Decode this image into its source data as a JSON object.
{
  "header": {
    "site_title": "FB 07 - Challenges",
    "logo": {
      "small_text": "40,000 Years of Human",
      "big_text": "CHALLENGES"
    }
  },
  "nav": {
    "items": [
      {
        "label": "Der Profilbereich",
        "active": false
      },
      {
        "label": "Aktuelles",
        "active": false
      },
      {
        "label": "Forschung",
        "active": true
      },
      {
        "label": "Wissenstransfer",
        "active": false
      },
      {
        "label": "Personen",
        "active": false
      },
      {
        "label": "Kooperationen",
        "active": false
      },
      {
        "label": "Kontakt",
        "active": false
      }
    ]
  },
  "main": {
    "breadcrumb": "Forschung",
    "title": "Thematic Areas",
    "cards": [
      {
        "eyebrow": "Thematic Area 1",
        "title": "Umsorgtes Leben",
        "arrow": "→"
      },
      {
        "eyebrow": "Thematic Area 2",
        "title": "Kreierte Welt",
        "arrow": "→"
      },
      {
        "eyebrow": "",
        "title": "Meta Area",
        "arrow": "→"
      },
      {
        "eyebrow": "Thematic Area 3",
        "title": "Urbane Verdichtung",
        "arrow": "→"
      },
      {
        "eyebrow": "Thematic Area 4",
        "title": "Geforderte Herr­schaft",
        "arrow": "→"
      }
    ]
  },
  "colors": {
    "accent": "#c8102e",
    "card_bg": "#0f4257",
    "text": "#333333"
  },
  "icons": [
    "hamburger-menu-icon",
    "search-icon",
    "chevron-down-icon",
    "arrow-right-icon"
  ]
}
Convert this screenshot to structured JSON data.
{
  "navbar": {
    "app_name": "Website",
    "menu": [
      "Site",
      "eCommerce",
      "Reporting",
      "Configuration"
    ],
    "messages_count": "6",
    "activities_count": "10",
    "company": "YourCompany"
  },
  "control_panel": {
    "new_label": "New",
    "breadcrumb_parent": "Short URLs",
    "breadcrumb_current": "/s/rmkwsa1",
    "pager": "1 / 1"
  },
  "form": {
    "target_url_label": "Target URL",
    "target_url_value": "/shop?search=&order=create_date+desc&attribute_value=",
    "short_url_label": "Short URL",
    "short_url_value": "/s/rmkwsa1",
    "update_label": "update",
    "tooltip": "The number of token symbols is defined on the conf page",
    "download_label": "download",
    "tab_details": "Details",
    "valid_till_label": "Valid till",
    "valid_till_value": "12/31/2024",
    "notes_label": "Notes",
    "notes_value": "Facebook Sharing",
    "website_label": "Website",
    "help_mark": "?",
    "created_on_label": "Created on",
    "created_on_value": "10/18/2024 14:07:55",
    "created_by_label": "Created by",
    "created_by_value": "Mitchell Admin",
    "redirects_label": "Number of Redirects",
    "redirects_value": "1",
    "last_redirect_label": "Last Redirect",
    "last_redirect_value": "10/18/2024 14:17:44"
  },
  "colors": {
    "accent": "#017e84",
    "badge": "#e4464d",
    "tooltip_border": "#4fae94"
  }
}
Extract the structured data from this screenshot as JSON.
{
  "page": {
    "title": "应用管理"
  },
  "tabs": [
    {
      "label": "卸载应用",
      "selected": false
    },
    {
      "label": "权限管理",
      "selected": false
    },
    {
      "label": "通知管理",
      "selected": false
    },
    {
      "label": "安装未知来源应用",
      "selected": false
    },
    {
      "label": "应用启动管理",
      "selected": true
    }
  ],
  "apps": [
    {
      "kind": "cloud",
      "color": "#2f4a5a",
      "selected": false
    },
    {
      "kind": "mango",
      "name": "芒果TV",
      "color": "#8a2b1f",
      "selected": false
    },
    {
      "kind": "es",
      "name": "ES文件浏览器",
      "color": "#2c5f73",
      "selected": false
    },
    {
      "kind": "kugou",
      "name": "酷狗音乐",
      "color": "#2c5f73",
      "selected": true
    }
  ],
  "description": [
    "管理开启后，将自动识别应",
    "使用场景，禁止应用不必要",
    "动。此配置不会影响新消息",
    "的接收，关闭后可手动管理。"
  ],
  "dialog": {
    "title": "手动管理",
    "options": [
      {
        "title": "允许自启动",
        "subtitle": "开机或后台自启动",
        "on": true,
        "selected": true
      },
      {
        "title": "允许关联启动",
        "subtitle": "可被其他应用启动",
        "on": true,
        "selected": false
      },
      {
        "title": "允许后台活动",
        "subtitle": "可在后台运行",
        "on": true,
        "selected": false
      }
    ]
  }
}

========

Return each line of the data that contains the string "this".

Decode this image into its source data as a JSON object.
Convert this screenshot to structured JSON data.
Extract the structured data from this screenshot as JSON.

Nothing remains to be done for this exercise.